KASHMIRI YOUTH AND HOME GROWN MILITANCY: NOT BY CHOICE
Kashmiri youth shunning home grown militancy, A shining ray of hope
A total of ten armed militants have shunned the path of militancy to return home in the past few months which the police attribute to young footballer Majid Khan returning home after an emotive video appeal by his mother and a sustained social media campaign by his relatives and friends, urging him to return home in November last year. The return of these youths is a big success for the security agencies who have been facing home grown militancy for long but it brings in a bigger relief for the families who had almost lost their young sons and would have probably seen them next only lay still in a coffin.
Soft approach towards home grown militancy and its high pay offs
The much spoken about “soft approach” towards militants surrendering needs to be implemented in true letter and spirit. Doubling cash rewards wouldn’t go a long way; building of trust and not mere assurance but providing such radicalized youth a dignified life after surrender, emboldening them to support their families would help stabilize the rocky state of affairs in the state. Say facilitating bank loans for startups, honing skill set, further education, and employment as per qualification. Home grown militancy is the worst since it reflects of deep mistrust between state agencies and locals. Any loss of life further deepens this mistrust and no amount of welfare measures can then soothe a bleeding heart. Therefore, it is extremely important to tackle this evil with a sensitive approach keeping in mind the reasons for such drastic measures taken up by the youth clearly knowing that the end result would be fatal.
Objectives of surrender policy
Till date the main objective of the surrender policy for militants is to wean away the misguided youth and hardcore militants that have strayed into the folds of militancy and now find themselves trapped into that net. However this sensitive issue doesn’t get over with the militant surrendering his arm. Instead it is from here on that a road map carefully allowing him to get back to a normal life needs to be chalked out, without him feeling betrayed at any stage. This is equally important in order to ensure that these young boys who have chosen to return do not regret their move or are coaxed to join militancy again. Any sense of betrayal caused in the form of humiliation by either security agencies or social strata could undo a major positive step towards fighting home grown militancy.
Surrendered youths to be viewed with empathy not suspicion
The militants as well as the benefits under the surrender scheme need to be viewed with empathy. The fact that these “sons of the soil” are not born terrorists but due to various factors prevalent in the state (mainly Pakistan’s vested interests) are easily misled to take up arms against security agencies after extreme radicalization. We have to bear in mind that there are no short cuts to de-radicalize such men. It’s a tedious process and perseverance would eventually pay off. However, certain measures to ensure a fair play of trust between all parties need to be instituted.
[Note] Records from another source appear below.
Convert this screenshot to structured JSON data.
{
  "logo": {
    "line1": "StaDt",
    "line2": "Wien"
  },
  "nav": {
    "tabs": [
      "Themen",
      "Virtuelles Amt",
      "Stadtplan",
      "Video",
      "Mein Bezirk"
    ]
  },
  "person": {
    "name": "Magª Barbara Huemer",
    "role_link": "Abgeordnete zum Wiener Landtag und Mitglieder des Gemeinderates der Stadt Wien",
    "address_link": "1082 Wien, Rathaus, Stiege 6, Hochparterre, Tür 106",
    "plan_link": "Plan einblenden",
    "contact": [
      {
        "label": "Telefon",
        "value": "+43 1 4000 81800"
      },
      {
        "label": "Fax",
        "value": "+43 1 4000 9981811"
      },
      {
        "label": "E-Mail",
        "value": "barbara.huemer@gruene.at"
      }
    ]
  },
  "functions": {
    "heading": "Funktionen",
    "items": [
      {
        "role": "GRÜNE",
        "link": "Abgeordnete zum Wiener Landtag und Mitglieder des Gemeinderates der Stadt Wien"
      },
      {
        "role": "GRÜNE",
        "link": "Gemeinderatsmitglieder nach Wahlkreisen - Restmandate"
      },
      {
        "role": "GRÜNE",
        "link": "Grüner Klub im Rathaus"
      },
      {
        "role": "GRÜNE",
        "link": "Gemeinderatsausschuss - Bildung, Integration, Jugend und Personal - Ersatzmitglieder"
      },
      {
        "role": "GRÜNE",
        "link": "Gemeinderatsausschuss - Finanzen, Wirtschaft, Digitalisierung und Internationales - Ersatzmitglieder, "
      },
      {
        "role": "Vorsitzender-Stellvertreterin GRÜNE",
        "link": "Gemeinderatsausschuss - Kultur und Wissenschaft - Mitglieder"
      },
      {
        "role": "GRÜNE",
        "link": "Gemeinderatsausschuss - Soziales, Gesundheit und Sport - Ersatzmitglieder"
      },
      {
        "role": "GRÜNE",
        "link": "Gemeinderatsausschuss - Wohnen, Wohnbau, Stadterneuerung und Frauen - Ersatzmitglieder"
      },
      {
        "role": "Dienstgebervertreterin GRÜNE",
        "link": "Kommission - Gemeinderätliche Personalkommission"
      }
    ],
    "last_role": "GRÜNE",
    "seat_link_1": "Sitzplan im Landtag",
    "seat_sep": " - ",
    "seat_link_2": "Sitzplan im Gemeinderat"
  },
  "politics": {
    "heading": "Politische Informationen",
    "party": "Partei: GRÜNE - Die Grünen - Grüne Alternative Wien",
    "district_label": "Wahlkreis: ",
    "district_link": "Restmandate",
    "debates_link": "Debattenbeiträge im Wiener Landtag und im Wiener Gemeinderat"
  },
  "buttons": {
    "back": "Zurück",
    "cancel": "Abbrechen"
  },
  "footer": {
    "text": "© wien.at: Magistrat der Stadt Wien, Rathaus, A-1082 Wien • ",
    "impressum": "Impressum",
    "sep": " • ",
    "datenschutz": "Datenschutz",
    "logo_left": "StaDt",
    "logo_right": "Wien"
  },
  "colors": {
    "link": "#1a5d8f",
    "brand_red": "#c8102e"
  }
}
Hence, the state may contemplate taking a few steps to ensure that militants who surrender are not coerced into returning to the militant fold.
Things to do to tackle home grown militancy
A suitable NGO, with good credentials, willing to work in this sphere, will prove to be an ideal buffer for rehabilitating such youth. If possible they should be temporarily moved out of the district to reset their lives in a different environment. The financial package should be implemented as early as possible, as most have joined militancy for financial gains. Minimal monitoring by Security forces else it would amount to a trust deficit. Gainful employment opportunities at an early stage would deter them and encourage others to surrender. Promptness by the government and security agencies, if visible and genuine, would go a long way in tackling home grown militancy; by reducing fresh recruits from picking up the gun, and encouraging those with it to surrender. If actions are slow, then irrespective of the goodwill generated by security forces, surrenders would be minuscule. Impact assessment of the surrender policies (keeping in mind the changing dynamics) to ensure corrective action if required also needs to be carried out from time to time.
J&K needs more of Majids to support their emotionally ruptured families. Only then can home grown militancy fueled by Pakistan be effectively tackled. A forgiving and accepting society which would assist in rehabilitating the misguided youth by allowing them a fair chance to contribute sincerely towards their family and state would be a solid punch on the face of the perpetrators of jihad who have scarred many lives for an illusionary cause suiting their interests not the people of Kashmir.
04 Jan 2018/Thursday. email@example.com